This, to me, is one of the most powerful passages in all the Bible. It's as if all the mystery has been removed. God is standing there and life is good. We get to eat and drink and all the while, "He laid not His hand". It would seem in the Old Testament that things were a tad more serious. The statement implying God wasn't going to strike them dead for being so close. Evidently, they must've been there by invitation. And then David comes along and the image mentioned above begins to take shape:
"Thou hast beset me behind and before, and laid Thine hand upon me." (Psalm 139:5)
Very simply speaking, I feel you can't write something like that—sourced from an original thought, as it were—unless you've actually experienced it. And experienced it for yourself, I might add. Granted, we get ideas and we run with them and layer on them our own embellishments. But it can be hard to pin down exactly God's features.

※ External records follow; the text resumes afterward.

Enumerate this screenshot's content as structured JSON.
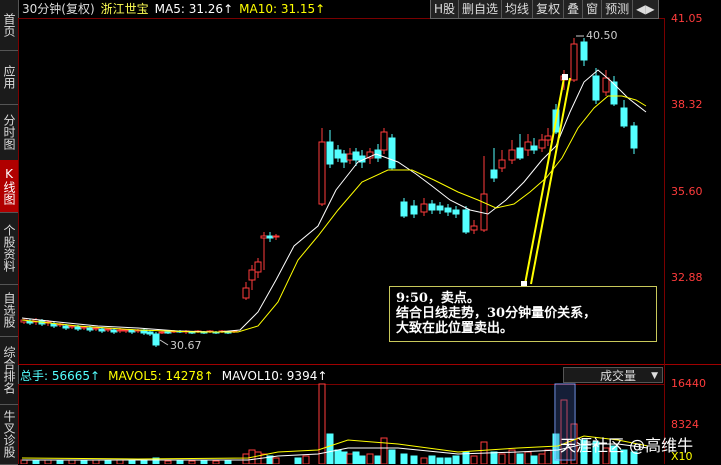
{
  "sidebar": {
    "tabs": [
      {
        "label": "首页"
      },
      {
        "label": "应用",
        "prefix": "▸"
      },
      {
        "label": "分时图"
      },
      {
        "label": "K线图",
        "active": true
      },
      {
        "label": "个股资料"
      },
      {
        "label": "自选股"
      },
      {
        "label": "综合排名"
      },
      {
        "label": "牛叉诊股"
      }
    ]
  },
  "header": {
    "period": "30分钟(复权)",
    "stock_name": "浙江世宝",
    "ma5_label": "MA5: 31.26↑",
    "ma10_label": "MA10: 31.15↑"
  },
  "toolbar": {
    "items": [
      "H股",
      "删自选",
      "均线",
      "复权",
      "叠",
      "窗",
      "预测",
      "◀▶"
    ]
  },
  "price_axis": {
    "labels": [
      "41.05",
      "38.32",
      "35.60",
      "32.88"
    ]
  },
  "annotations": {
    "high_marker": "40.50",
    "low_marker": "30.67",
    "note_lines": [
      "9:50，卖点。",
      "结合日线走势，30分钟量价关系，",
      "大致在此位置卖出。"
    ]
  },
  "volume_panel": {
    "total_label": "总手: 56665↑",
    "mavol5_label": "MAVOL5: 14278↑",
    "mavol10_label": "MAVOL10: 9394↑",
    "selector_value": "成交量",
    "axis_labels": [
      "16440",
      "8324",
      "X10"
    ]
  },
  "watermark": "天涯社区 @高维牛",
  "colors": {
    "up": "#ff3c3c",
    "down": "#54ffff",
    "ma5": "#ffffff",
    "ma10": "#ffff00",
    "annotation_line": "#ffff00"
  }
}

You know you see Him, though, how else can I say it? Let me back up a bit here and fast-forward, scripturally to the New Testament.

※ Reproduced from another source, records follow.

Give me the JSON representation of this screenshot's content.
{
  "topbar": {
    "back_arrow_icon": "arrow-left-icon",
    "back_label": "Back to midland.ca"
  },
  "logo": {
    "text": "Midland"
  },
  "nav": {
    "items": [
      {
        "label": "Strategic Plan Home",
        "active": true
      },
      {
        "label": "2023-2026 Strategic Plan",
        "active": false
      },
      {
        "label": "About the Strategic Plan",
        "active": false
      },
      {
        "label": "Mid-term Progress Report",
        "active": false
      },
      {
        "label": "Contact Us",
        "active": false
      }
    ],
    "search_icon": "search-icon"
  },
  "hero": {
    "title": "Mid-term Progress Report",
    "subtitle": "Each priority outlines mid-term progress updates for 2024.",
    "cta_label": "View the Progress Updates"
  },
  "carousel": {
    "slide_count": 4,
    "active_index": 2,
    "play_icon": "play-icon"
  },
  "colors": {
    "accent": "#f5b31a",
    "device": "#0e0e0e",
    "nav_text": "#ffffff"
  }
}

"No man hath seen God at any time. If we love one another, God dwelleth in us, and His love is perfected in us." (1 John 4:12)
So, John writes again the same thing he declared in his gospel (1:18). I'm trying to wrap my mind around this evident contradiction. Perhaps if I checked the original versions, there may be a distinction of which I'm not aware. Maybe something in the Hebrew and Greek allows for me to accept how Moses was able to see Him and yet I can't. Not with my eyeballs, anyway. Can I "see" with something other than my "eyes"? Waxing a tad pedantic, admittedly, I feel I should point out that there are indeed other ways of "seeing". And it's these places to which God points as I believe He wants to be seen.
"Philip saith unto Him, Lord, shew us the Father, and it sufficeth us. Jesus saith unto him, Have I been so long time with you, and yet hast thou not known me Philip? he that hath seen me hath seen the Father; and how sayest thou then, Shew us the Father?" (John 14:8-9)
To me, that's the most ubiquitous question in the universe: "Why won't God show Himself?" So either Jesus is crazy or He's saying something around which we cannot wrap our minds unless we believe. When people talk about "God", my opinion is that they are all referring to the same one. With God as "God", it rules out any other religion's pantheon as that very word indicates there's more than one. Jesus says a couple chapters prior that "[He] and the Father are one" (10:30). This replaces duality (and evident contradiction?) with unity. But the one statement is buttressed with the other. We can talk all around and about "God" all we want. According to Christ, however, we cannot then separate Him from God. If they're one—and I want to "see" God—I cannot overlook Jesus. Talk about God. How He's "the Creator". The embodiment of "the universe". But He's revealed Himself to humans through Jesus. Any of the former ideologies and eidolon belief systems bereft of Jesus are essentially idolatry. Because we cannot see God except through the lens of Christ.
"Blessed are the pure in heart: for they shall see God." (Matthew 5:8)